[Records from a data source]
Segment Open
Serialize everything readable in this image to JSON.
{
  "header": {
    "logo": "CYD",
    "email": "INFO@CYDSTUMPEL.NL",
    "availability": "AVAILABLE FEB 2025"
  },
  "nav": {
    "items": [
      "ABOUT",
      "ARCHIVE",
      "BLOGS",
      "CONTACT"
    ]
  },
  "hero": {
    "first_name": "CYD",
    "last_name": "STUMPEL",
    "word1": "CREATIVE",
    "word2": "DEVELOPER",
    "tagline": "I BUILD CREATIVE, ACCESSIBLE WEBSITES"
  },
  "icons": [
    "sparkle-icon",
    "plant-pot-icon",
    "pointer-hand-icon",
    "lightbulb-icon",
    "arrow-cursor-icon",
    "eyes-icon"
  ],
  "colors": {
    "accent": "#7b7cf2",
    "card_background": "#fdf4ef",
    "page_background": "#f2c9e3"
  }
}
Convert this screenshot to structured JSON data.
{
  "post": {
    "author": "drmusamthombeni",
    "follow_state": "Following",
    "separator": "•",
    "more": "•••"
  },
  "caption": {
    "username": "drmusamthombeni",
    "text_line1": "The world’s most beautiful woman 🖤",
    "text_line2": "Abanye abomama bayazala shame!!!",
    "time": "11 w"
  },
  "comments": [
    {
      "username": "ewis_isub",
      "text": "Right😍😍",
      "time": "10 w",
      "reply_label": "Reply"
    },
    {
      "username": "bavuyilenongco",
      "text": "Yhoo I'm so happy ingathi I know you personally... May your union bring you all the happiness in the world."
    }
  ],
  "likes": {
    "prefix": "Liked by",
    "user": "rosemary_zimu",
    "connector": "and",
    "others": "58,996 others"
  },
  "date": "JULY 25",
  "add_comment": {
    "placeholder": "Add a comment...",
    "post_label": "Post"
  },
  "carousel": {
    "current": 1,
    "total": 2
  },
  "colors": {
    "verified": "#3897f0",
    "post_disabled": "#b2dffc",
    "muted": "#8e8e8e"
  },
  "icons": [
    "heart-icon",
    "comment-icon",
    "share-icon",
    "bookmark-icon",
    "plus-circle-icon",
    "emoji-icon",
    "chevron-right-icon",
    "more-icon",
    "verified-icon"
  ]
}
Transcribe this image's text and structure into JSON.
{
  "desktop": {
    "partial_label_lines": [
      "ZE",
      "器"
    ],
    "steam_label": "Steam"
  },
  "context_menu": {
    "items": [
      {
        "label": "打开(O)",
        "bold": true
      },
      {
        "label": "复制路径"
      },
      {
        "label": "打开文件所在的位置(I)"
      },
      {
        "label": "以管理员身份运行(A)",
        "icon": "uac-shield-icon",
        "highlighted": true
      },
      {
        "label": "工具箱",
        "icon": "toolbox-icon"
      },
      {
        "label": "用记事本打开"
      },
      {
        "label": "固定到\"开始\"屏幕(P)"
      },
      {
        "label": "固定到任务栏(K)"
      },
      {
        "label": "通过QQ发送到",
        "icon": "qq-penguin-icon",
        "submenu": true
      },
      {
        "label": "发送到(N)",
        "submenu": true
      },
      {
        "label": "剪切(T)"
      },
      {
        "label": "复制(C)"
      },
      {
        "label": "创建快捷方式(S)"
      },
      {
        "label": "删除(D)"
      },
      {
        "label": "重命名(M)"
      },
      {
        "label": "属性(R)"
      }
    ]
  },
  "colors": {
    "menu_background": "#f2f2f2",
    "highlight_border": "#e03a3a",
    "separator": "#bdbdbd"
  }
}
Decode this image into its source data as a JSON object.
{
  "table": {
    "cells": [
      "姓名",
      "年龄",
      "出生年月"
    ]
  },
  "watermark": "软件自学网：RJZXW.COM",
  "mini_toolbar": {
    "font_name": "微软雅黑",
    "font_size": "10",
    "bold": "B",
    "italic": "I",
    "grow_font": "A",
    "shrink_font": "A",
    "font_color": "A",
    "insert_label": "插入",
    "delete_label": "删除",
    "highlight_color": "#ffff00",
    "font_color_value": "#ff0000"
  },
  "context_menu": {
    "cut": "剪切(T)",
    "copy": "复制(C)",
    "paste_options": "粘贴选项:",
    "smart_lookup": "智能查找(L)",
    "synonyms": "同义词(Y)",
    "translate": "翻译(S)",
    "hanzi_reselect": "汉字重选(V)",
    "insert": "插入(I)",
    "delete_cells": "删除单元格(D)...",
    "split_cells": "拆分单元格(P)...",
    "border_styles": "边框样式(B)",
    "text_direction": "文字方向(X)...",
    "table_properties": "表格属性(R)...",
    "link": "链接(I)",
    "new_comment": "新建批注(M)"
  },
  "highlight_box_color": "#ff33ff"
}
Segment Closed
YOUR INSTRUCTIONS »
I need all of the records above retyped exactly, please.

RESULT »
Serialize everything readable in this image to JSON.
{
  "header": {
    "logo": "CYD",
    "email": "INFO@CYDSTUMPEL.NL",
    "availability": "AVAILABLE FEB 2025"
  },
  "nav": {
    "items": [
      "ABOUT",
      "ARCHIVE",
      "BLOGS",
      "CONTACT"
    ]
  },
  "hero": {
    "first_name": "CYD",
    "last_name": "STUMPEL",
    "word1": "CREATIVE",
    "word2": "DEVELOPER",
    "tagline": "I BUILD CREATIVE, ACCESSIBLE WEBSITES"
  },
  "icons": [
    "sparkle-icon",
    "plant-pot-icon",
    "pointer-hand-icon",
    "lightbulb-icon",
    "arrow-cursor-icon",
    "eyes-icon"
  ],
  "colors": {
    "accent": "#7b7cf2",
    "card_background": "#fdf4ef",
    "page_background": "#f2c9e3"
  }
}
Convert this screenshot to structured JSON data.
{
  "post": {
    "author": "drmusamthombeni",
    "follow_state": "Following",
    "separator": "•",
    "more": "•••"
  },
  "caption": {
    "username": "drmusamthombeni",
    "text_line1": "The world’s most beautiful woman 🖤",
    "text_line2": "Abanye abomama bayazala shame!!!",
    "time": "11 w"
  },
  "comments": [
    {
      "username": "ewis_isub",
      "text": "Right😍😍",
      "time": "10 w",
      "reply_label": "Reply"
    },
    {
      "username": "bavuyilenongco",
      "text": "Yhoo I'm so happy ingathi I know you personally... May your union bring you all the happiness in the world."
    }
  ],
  "likes": {
    "prefix": "Liked by",
    "user": "rosemary_zimu",
    "connector": "and",
    "others": "58,996 others"
  },
  "date": "JULY 25",
  "add_comment": {
    "placeholder": "Add a comment...",
    "post_label": "Post"
  },
  "carousel": {
    "current": 1,
    "total": 2
  },
  "colors": {
    "verified": "#3897f0",
    "post_disabled": "#b2dffc",
    "muted": "#8e8e8e"
  },
  "icons": [
    "heart-icon",
    "comment-icon",
    "share-icon",
    "bookmark-icon",
    "plus-circle-icon",
    "emoji-icon",
    "chevron-right-icon",
    "more-icon",
    "verified-icon"
  ]
}
Transcribe this image's text and structure into JSON.
{
  "desktop": {
    "partial_label_lines": [
      "ZE",
      "器"
    ],
    "steam_label": "Steam"
  },
  "context_menu": {
    "items": [
      {
        "label": "打开(O)",
        "bold": true
      },
      {
        "label": "复制路径"
      },
      {
        "label": "打开文件所在的位置(I)"
      },
      {
        "label": "以管理员身份运行(A)",
        "icon": "uac-shield-icon",
        "highlighted": true
      },
      {
        "label": "工具箱",
        "icon": "toolbox-icon"
      },
      {
        "label": "用记事本打开"
      },
      {
        "label": "固定到\"开始\"屏幕(P)"
      },
      {
        "label": "固定到任务栏(K)"
      },
      {
        "label": "通过QQ发送到",
        "icon": "qq-penguin-icon",
        "submenu": true
      },
      {
        "label": "发送到(N)",
        "submenu": true
      },
      {
        "label": "剪切(T)"
      },
      {
        "label": "复制(C)"
      },
      {
        "label": "创建快捷方式(S)"
      },
      {
        "label": "删除(D)"
      },
      {
        "label": "重命名(M)"
      },
      {
        "label": "属性(R)"
      }
    ]
  },
  "colors": {
    "menu_background": "#f2f2f2",
    "highlight_border": "#e03a3a",
    "separator": "#bdbdbd"
  }
}
Decode this image into its source data as a JSON object.
{
  "table": {
    "cells": [
      "姓名",
      "年龄",
      "出生年月"
    ]
  },
  "watermark": "软件自学网：RJZXW.COM",
  "mini_toolbar": {
    "font_name": "微软雅黑",
    "font_size": "10",
    "bold": "B",
    "italic": "I",
    "grow_font": "A",
    "shrink_font": "A",
    "font_color": "A",
    "insert_label": "插入",
    "delete_label": "删除",
    "highlight_color": "#ffff00",
    "font_color_value": "#ff0000"
  },
  "context_menu": {
    "cut": "剪切(T)",
    "copy": "复制(C)",
    "paste_options": "粘贴选项:",
    "smart_lookup": "智能查找(L)",
    "synonyms": "同义词(Y)",
    "translate": "翻译(S)",
    "hanzi_reselect": "汉字重选(V)",
    "insert": "插入(I)",
    "delete_cells": "删除单元格(D)...",
    "split_cells": "拆分单元格(P)...",
    "border_styles": "边框样式(B)",
    "text_direction": "文字方向(X)...",
    "table_properties": "表格属性(R)...",
    "link": "链接(I)",
    "new_comment": "新建批注(M)"
  },
  "highlight_box_color": "#ff33ff"
}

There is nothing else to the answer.